**Work instructions:** Go over the data below and say how many lines hold the word "处理信息". Only the number is needed.

^^^^

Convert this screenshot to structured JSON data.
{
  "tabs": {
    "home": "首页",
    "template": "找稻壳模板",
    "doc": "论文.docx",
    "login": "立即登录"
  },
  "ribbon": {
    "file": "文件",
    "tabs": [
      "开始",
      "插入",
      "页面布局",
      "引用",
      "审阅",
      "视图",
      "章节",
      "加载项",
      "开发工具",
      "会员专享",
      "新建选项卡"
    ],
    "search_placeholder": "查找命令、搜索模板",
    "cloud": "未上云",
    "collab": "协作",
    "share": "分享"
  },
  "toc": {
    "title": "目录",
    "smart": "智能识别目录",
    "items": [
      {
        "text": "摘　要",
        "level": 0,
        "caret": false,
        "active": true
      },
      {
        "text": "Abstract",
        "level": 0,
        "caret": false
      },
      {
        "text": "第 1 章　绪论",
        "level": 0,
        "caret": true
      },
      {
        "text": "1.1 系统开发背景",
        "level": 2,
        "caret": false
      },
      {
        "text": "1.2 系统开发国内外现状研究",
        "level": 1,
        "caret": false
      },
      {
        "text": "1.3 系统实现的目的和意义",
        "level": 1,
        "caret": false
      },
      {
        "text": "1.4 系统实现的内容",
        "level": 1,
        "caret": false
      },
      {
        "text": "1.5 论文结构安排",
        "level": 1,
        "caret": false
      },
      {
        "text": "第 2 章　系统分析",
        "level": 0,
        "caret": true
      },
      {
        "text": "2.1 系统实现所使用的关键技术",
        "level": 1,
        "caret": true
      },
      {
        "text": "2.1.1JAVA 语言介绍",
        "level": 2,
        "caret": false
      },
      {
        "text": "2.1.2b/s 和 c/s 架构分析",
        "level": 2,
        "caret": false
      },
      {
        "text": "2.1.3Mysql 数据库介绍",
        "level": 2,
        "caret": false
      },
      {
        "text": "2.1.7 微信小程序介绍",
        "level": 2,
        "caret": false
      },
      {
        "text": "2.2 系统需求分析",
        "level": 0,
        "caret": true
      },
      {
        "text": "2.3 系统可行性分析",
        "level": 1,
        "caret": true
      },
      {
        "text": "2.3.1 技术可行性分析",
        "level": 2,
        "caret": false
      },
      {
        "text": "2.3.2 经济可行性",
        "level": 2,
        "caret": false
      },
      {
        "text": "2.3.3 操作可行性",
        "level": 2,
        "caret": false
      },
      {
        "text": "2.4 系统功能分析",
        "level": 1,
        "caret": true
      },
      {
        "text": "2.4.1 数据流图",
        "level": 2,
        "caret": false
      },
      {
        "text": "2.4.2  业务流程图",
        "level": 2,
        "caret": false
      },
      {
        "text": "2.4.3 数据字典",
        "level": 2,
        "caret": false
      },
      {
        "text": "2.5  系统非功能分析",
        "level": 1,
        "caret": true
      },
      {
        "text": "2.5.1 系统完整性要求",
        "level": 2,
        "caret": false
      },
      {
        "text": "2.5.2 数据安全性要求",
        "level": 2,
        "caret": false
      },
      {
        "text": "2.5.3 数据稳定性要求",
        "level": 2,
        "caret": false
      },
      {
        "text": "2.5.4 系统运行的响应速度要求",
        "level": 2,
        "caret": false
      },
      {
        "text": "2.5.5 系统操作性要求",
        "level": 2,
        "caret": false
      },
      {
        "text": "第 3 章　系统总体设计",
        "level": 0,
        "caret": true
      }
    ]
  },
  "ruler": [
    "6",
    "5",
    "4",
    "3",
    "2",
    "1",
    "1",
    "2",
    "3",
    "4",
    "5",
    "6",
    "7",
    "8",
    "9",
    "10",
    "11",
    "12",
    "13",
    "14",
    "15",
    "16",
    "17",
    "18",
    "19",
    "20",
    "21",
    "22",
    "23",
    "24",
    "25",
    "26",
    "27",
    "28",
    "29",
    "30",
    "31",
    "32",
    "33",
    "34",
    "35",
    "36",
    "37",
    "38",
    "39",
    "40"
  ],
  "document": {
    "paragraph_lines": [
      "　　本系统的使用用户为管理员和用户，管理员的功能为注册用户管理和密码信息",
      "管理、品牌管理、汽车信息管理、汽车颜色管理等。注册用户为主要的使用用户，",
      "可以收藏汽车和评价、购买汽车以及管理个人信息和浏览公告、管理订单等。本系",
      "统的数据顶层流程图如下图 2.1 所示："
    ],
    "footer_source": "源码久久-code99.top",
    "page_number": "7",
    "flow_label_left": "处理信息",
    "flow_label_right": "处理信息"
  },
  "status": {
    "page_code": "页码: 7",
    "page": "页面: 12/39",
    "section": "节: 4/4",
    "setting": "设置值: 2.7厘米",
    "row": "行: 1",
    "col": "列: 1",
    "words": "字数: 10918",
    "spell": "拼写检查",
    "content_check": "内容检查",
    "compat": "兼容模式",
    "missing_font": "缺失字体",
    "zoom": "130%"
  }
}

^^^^

**Exercise result:** 2